If you read this bill, they are going to put "RSO" in black ink, on the back of all identification cards of sex offenders.
Drivers licenses are the wrong place to try to solve unrelated social problems, and here's a good example why.
On Monday, the House Public Safety Committee will hear legislation - HB 1091 by Rep. Tan Parker (Contact) - that would identify sex offenders as such on their drivers licenses. How will this prevent sex crimes, exactly? Does anyone really think a sex offender will show their victim their personal identification before assaulting or molesting them?
The goal of this bill and much of other legislation aimed at sex offenders these days isn't to protect the public so much as to impose permanent pariah status on those convicted of sex crimes. Many people might agree with that goal, but in practice the labels are sometimes unfairly applied to lesser offenses, and the recent string of DNA exonerations has revealed quite a few actually innocent people who'd been falsely convicted are also harmed by such quasi-official shunning policies.
What's more, as a practical matter, if sex offenders can't find any place to live, work, or even shop, this state-sponsored scarlet letter makes the public less safe because the risk is they'll give up trying to do the right thing and start committing the offenses that got them in trouble in the first place. Why does every store clerk who takes a check need to know somebody is on the sex offender list? IMO that would create more problems than it solves.

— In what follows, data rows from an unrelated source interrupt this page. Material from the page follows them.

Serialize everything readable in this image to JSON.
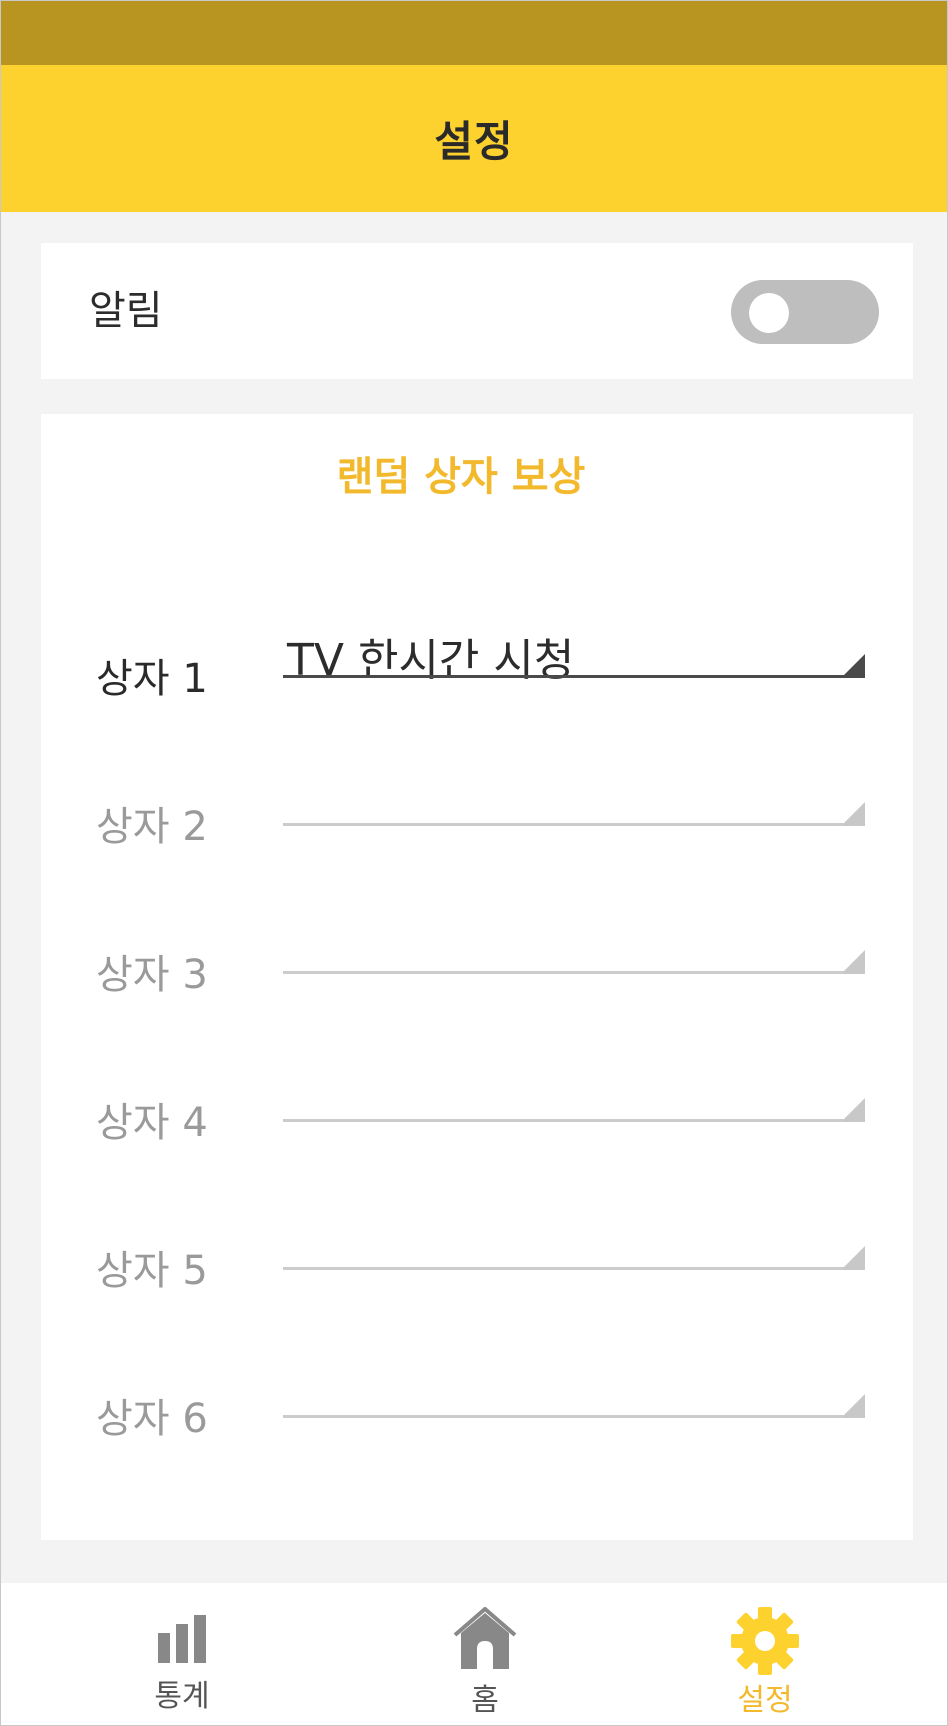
{
  "header": {
    "title": "설정"
  },
  "alarm": {
    "label": "알림",
    "toggle_on": false
  },
  "reward": {
    "title": "랜덤 상자 보상",
    "boxes": [
      {
        "label": "상자 1",
        "value": "TV 한시간 시청"
      },
      {
        "label": "상자 2",
        "value": ""
      },
      {
        "label": "상자 3",
        "value": ""
      },
      {
        "label": "상자 4",
        "value": ""
      },
      {
        "label": "상자 5",
        "value": ""
      },
      {
        "label": "상자 6",
        "value": ""
      }
    ]
  },
  "nav": {
    "items": [
      {
        "label": "통계",
        "icon": "bar-chart-icon"
      },
      {
        "label": "홈",
        "icon": "home-icon"
      },
      {
        "label": "설정",
        "icon": "gear-icon"
      }
    ],
    "active": "설정"
  },
  "colors": {
    "status_bar": "#b79520",
    "header": "#fdd22f",
    "accent": "#f2b92c",
    "toggle_off": "#bebebe"
  }
}
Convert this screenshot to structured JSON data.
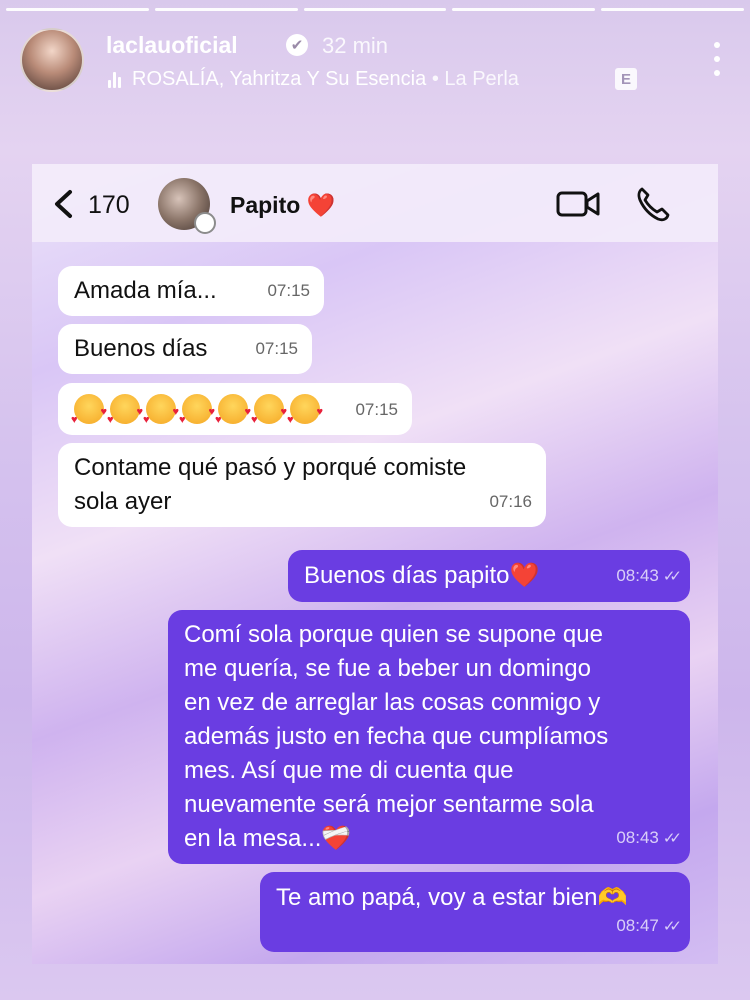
{
  "story": {
    "progress_segments": 5,
    "progress_completed": 5,
    "username": "laclauoficial",
    "verified_glyph": "✔",
    "time_ago": "32 min",
    "music_artists": "ROSALÍA, Yahritza Y Su Esencia",
    "music_separator": "•",
    "music_song": "La Perla",
    "explicit_badge": "E"
  },
  "chat": {
    "back_count": "170",
    "contact_name": "Papito",
    "contact_emoji": "❤️",
    "icons": {
      "back": "chevron-left-icon",
      "video": "video-camera-icon",
      "call": "phone-icon"
    },
    "messages": [
      {
        "direction": "in",
        "text": "Amada mía...",
        "time": "07:15"
      },
      {
        "direction": "in",
        "text": "Buenos días",
        "time": "07:15"
      },
      {
        "direction": "in",
        "text": "🥰🥰🥰🥰🥰🥰🥰",
        "emoji_count": 7,
        "emoji_name": "smiling-face-with-hearts",
        "time": "07:15"
      },
      {
        "direction": "in",
        "text_lines": [
          "Contame qué pasó y porqué comiste",
          "sola ayer"
        ],
        "time": "07:16"
      },
      {
        "direction": "out",
        "text": "Buenos días papito❤️",
        "time": "08:43",
        "ticks": "✓✓"
      },
      {
        "direction": "out",
        "text_lines": [
          "Comí sola porque quien se supone que",
          "me quería, se fue a beber un domingo",
          "en vez de arreglar las cosas conmigo y",
          "además justo en fecha que cumplíamos",
          "mes. Así que me di cuenta que",
          "nuevamente será mejor sentarme sola",
          "en la mesa...❤️‍🩹"
        ],
        "time": "08:43",
        "ticks": "✓✓"
      },
      {
        "direction": "out",
        "text": "Te amo papá, voy a estar bien🫶",
        "time": "08:47",
        "ticks": "✓✓"
      }
    ]
  },
  "colors": {
    "outgoing_bubble": "#6a3de2",
    "incoming_bubble": "#ffffff",
    "heart": "#e0182d"
  }
}
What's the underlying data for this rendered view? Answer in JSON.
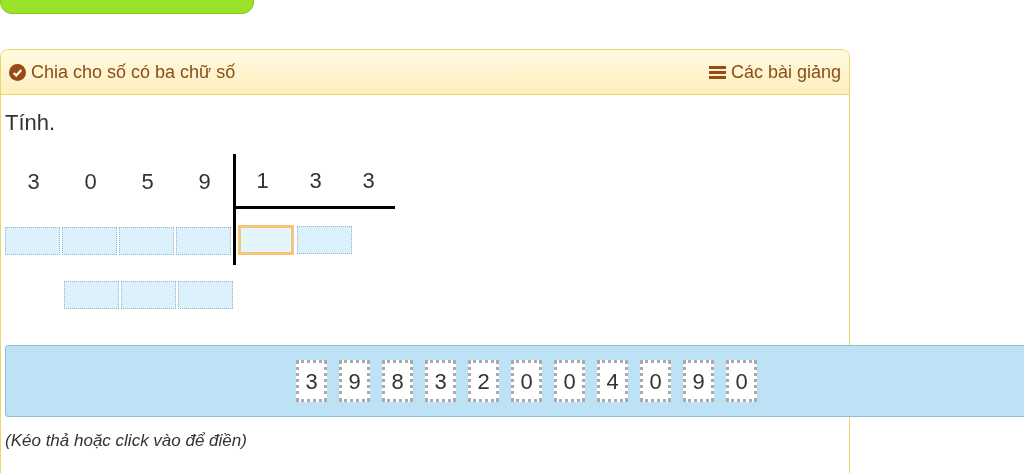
{
  "header": {
    "title": "Chia cho số có ba chữ số",
    "lessons_link": "Các bài giảng"
  },
  "prompt": "Tính.",
  "division": {
    "dividend": [
      "3",
      "0",
      "5",
      "9"
    ],
    "divisor": [
      "1",
      "3",
      "3"
    ],
    "work_rows": [
      {
        "cells": [
          {
            "selected": false
          },
          {
            "selected": false
          },
          {
            "selected": false
          },
          {
            "selected": false
          }
        ]
      },
      {
        "cells": [
          {
            "selected": false
          },
          {
            "selected": false
          },
          {
            "selected": false
          }
        ]
      }
    ],
    "quotient_cells": [
      {
        "selected": true
      },
      {
        "selected": false
      }
    ]
  },
  "tiles": [
    "3",
    "9",
    "8",
    "3",
    "2",
    "0",
    "0",
    "4",
    "0",
    "9",
    "0"
  ],
  "hint": "(Kéo thả hoặc click vào để điền)"
}
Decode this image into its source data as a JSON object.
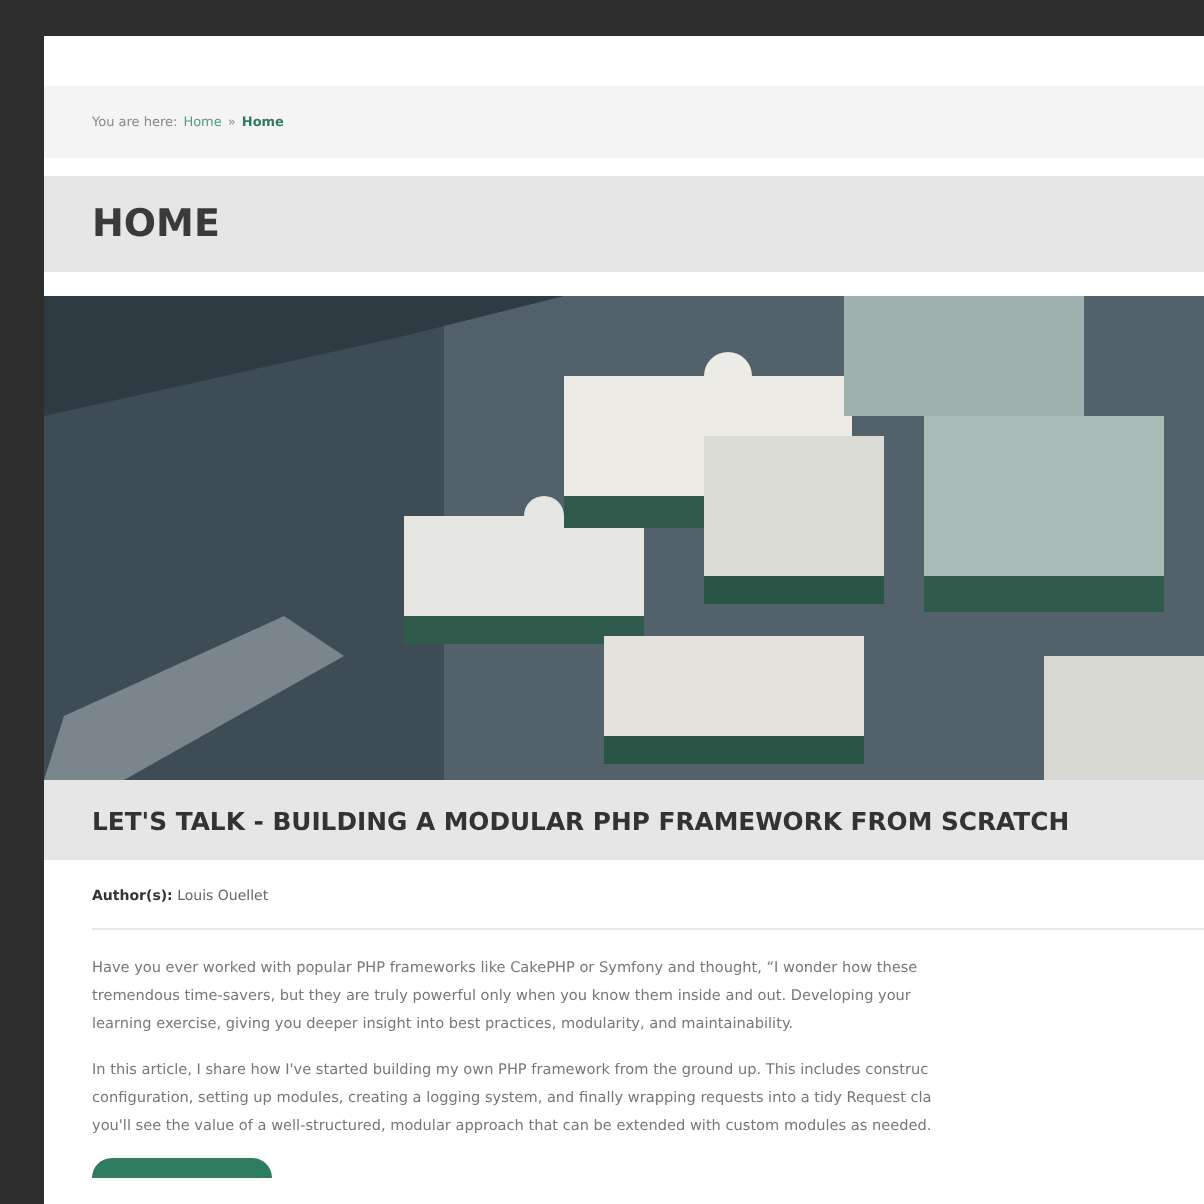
{
  "breadcrumb": {
    "prefix": "You are here:",
    "links": [
      {
        "label": "Home",
        "current": false
      },
      {
        "label": "Home",
        "current": true
      }
    ],
    "separator": "»"
  },
  "page_title": "HOME",
  "article": {
    "title": "LET'S TALK - BUILDING A MODULAR PHP FRAMEWORK FROM SCRATCH",
    "author_label": "Author(s):",
    "author": "Louis Ouellet",
    "paragraphs": [
      [
        "Have you ever worked with popular PHP frameworks like CakePHP or Symfony and thought, “I wonder how these",
        "tremendous time-savers, but they are truly powerful only when you know them inside and out. Developing your",
        "learning exercise, giving you deeper insight into best practices, modularity, and maintainability."
      ],
      [
        "In this article, I share how I've started building my own PHP framework from the ground up. This includes construc",
        "configuration, setting up modules, creating a logging system, and finally wrapping requests into a tidy Request cla",
        "you'll see the value of a well-structured, modular approach that can be extended with custom modules as needed."
      ]
    ]
  }
}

Unless you prefer more unlicensed drivers on the road, it's counterproductive to single out unpopular categories of drivers with special denotations on their license that are identifiable by the general public, whether we're talking about sex offenders or immigrants. In both cases the tactic borders on an invitation to needless harassment of licenseholders; indeed, that almost appears to be the point.